There are plenty of weapons to unlock and upgrade – including returning favourites such as the Warmonger and the Sonic Erupter. Oh, and in case you’re the sort of person who likes to tease their enemies before destroying them; there’s the Groovitron Glove which forces your enemies to disco dance for a certain period of time. Just long enough for you to switch to something a little more destructive, and kill them whilst they work their moves.
And as far as I can tell, there’s no RYNO. Now, let me just take a minute to explain why this is such a big deal. The RYNO (Rip You a New One) is the most powerful weapons in the whole of the Ratchet & Clank universe and is absolutely essential if you want to decimate everything in sight. There has been a different incarnation of this legendary weapon in every game in the series; Full Frontal Assault / QForce being the first game not to have its own version. A Ratchet & Clank game without a RYNO is like having James Bond without his PPK, or Scorpion without his spear and “Get over here!” shout. Hopefully Insomniac will rectify this with some downloadable content.
Graphically, the game is a success. All of the PlayStation 3 Ratchet & Clank games are a supreme demonstration of how a game can look brilliant without necessarily straining to be as lifelike as possible. Everything in the R&C universe has a gleam to it that really helps to bring it to life, and this works especially well with metallic structures that are present on all planets. It’s not just the scenery that has received special attention. All the characters – playable and non-playable, look great and Ratchet’s fur is eye-catchingly well detailed.
From the rumble of a Grungarian tank to the sound of bringing up the Map screen, the game’s sound effects are largely pleasing to the ears.
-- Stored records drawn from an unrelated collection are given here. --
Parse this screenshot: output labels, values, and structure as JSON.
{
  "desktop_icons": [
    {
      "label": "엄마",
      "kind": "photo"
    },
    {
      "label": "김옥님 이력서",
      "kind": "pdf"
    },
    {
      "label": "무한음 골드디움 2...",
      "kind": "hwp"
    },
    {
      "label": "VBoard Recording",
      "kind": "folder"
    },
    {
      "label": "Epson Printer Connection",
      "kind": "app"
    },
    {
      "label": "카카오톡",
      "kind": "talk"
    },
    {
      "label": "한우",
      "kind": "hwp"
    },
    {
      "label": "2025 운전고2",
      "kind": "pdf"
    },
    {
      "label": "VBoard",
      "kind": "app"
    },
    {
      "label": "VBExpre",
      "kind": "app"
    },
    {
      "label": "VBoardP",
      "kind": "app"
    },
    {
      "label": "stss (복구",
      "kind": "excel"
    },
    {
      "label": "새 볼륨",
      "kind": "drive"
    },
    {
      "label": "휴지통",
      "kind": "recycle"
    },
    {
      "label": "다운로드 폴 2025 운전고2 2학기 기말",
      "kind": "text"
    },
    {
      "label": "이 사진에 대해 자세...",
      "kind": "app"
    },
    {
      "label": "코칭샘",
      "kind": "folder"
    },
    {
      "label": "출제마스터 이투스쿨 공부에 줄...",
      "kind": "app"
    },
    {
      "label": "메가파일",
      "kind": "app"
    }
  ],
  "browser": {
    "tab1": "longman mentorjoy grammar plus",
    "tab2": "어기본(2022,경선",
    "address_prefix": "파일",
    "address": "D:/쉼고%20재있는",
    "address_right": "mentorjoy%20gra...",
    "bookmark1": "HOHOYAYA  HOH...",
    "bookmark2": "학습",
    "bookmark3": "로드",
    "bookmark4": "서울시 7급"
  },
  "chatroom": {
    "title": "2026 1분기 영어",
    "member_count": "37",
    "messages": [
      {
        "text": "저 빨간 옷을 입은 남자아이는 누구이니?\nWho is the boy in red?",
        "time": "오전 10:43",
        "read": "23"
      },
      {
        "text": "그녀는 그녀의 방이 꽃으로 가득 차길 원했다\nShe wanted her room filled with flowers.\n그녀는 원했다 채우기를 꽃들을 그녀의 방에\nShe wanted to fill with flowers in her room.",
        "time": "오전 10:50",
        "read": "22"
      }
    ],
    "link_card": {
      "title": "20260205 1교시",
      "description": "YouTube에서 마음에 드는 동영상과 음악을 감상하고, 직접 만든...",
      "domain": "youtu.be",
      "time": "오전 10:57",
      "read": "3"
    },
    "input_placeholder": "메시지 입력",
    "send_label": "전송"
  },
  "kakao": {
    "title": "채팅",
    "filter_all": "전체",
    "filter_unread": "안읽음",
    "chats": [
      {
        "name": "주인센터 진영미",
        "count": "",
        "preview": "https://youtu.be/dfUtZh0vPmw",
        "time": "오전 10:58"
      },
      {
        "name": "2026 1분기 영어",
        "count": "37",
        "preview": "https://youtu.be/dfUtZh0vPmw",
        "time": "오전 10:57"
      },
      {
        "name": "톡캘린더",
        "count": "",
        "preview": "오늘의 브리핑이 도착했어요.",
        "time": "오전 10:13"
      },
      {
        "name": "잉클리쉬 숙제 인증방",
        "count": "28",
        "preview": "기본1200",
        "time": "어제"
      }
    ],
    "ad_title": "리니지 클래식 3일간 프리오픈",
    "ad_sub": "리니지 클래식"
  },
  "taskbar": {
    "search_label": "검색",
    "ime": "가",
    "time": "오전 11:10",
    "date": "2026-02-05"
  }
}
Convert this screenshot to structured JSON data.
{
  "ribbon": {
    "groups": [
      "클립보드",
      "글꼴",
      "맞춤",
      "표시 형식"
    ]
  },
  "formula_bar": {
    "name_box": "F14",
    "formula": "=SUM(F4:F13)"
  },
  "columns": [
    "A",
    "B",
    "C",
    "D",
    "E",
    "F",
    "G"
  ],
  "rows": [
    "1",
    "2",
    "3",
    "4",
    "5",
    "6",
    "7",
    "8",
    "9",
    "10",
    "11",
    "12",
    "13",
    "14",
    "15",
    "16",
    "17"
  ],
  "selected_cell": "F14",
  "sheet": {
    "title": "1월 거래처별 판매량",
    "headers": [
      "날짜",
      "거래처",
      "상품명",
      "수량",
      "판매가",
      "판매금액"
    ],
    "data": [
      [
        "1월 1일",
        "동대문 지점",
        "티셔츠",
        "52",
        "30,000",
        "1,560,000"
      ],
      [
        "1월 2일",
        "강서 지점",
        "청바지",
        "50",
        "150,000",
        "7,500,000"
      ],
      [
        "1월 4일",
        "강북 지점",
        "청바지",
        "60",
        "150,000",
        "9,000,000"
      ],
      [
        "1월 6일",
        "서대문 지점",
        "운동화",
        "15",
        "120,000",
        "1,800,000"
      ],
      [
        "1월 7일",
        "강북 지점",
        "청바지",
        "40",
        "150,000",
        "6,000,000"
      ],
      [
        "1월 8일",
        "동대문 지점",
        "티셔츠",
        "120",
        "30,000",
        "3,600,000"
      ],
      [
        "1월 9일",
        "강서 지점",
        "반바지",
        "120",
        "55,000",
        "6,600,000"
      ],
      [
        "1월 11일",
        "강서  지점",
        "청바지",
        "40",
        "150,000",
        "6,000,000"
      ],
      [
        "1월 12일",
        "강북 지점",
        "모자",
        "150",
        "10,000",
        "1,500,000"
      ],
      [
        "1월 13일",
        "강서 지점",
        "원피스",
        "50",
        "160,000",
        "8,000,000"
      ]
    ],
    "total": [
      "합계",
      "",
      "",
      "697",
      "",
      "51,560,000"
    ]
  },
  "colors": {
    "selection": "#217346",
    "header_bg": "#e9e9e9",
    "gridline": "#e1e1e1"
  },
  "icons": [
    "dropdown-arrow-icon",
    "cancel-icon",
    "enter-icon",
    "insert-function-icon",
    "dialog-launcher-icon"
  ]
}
The soundtrack is solid, though it lacks any real stand-out tracks such as the Pirates of the Caribbean style ‘Pirate Base Theme Song’ from Tools of Destruction. A theme so epic, it would leave John Williams thinking; “I don’t remember writing this…” The voice acting is good, though it is a little bit tedious when your chosen character keeps reminding you to destroy generators or finish the level, especially when you’re exploring the level for those precious Gold Bolts.
Ratchet & Clank Full Frontal Assault / Qforce is definitely a game that’s geared more towards online multiplayer action more than anything else; but that’s not what the Ratchet & Clank series became so well-liked for. If you live for online multiplayer action then you will definitely have a lot of fun with this game, but I wanted to review this game from a single player perspective because that’s what I always loved about the series. There are some aspects of the gameplay that entice me whenever I think about playing it; mainly the control, and the ingenuity of the level and weapon design. But this is now the second time in a row after All 4 One that Insomniac has released a spin-off title, rather than a worthy successor to A Crack in Time. Let’s hope that the next game in the series is a Grand Theft Auto San Andreas or a Dynasty Warriors 3; truly a sequel that thoroughly exceeds our expectations.